Michigan Law is undergoing close examinations in light of the newly uncovered abortion clinic mishap late October, 2010. Citizens for a Pro Life Society, one of Michigan's prominent pro-life activist groups, have made claim that they discovered upwards of 17 human fetus', along with various medical records, patient information, and medical waste, in dumpsters just outside of Women's Choice Clinic in Delta Township, MI. In light of this discovery, its sister clinics were investigated by state police; each proceeded to contain parallel hazardous waste. Medical information and surplus lingered in dumpsters just outside of each clinic.
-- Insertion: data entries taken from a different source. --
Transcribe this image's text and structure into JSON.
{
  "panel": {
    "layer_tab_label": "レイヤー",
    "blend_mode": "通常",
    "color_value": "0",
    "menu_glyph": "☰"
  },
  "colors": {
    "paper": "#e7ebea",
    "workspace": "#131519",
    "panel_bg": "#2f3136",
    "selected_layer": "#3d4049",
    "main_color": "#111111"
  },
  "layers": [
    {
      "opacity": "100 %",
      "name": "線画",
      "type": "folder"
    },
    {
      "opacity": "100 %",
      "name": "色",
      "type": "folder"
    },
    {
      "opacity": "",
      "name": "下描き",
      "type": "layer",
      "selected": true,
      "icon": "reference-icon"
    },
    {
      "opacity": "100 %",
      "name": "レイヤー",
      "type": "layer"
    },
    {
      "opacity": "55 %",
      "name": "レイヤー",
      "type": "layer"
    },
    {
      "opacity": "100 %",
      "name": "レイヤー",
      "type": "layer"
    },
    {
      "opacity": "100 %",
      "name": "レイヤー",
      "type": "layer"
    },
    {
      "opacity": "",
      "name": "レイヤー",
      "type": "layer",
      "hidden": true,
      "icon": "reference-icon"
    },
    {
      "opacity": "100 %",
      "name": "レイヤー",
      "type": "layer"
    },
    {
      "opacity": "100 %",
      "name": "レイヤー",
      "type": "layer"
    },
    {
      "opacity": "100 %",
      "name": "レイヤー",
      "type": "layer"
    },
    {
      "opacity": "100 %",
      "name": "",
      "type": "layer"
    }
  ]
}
In a press conference in Lansing on October 27th, 2010, a Citizens for a Pro Life Society representative noted that not only were the fetus' found and easily accessible, they were contained in plastic bags clearly labeled with the mother's name and date of procedure. Law reform for disposal of human fetus' has become the hot issue. Lawmakers want to put an end to disposal of human fetus' in dumpsters. Representative Rick Jones has become a key player in Michigan abortion legislation reform. After investigating various abortion clinics statewide and an investigation by the Eaton County Prosecutor's Office and the Michigan Attorney General's Office, it was determined the disposal of the fetuses was in technical compliance with current Michigan laws. Thus, no criminal charges have been made; clinics have refused to comment on the issue.
Rick Jones, Representative Joe Haveman, and Representative Bob Genetski, have banded together to sponsor a set of reformation bills. These bills propose that clinics would need to dispose of fetuses by burial, cremation or by donating them to science. Parents would be allowed to choose an option, but clinics would not be required to ask. Violation of the law could be punishable by up to three years in jail and a fine of up to $5,000. Rick Jones comments, "Medical cremation is the proper thing to do to ensure that there is no possibility of any disease spread and any illness caused by this careless, hazardous disposal." Jones plans to reintroduce the bills proceeding the lame duck session in January 2011.
The Michigan Policy Network is a student-led public education and research program to report and organize news and information about the political process surrounding Michigan state policy issues. It is run out of the Department of Political Science at Michigan State University, with participation by students from the College of Social Science, the College of Communication, and James Madison College.
The thoughts, opinions, and positions represented herein are solely those of the participating students and in no way represent an official position or policy recommendation of Michigan State University.
Jocelyn Cutean serves as Morality and Family policy correspondent for the Michigan Policy Network. She is a first-year student at Michigan State, majoring in Theatre and English. Jocelyn has experience working on the executive board of the Waterford Chapter Coalition for Youth. She has also piloted a grant funded city wide public service announcement entitled, "It Just Wasn't Worth It" which exposes the repercussions of driving while intoxicated. Jocelyn enjoys art of all forms, from writing to performance.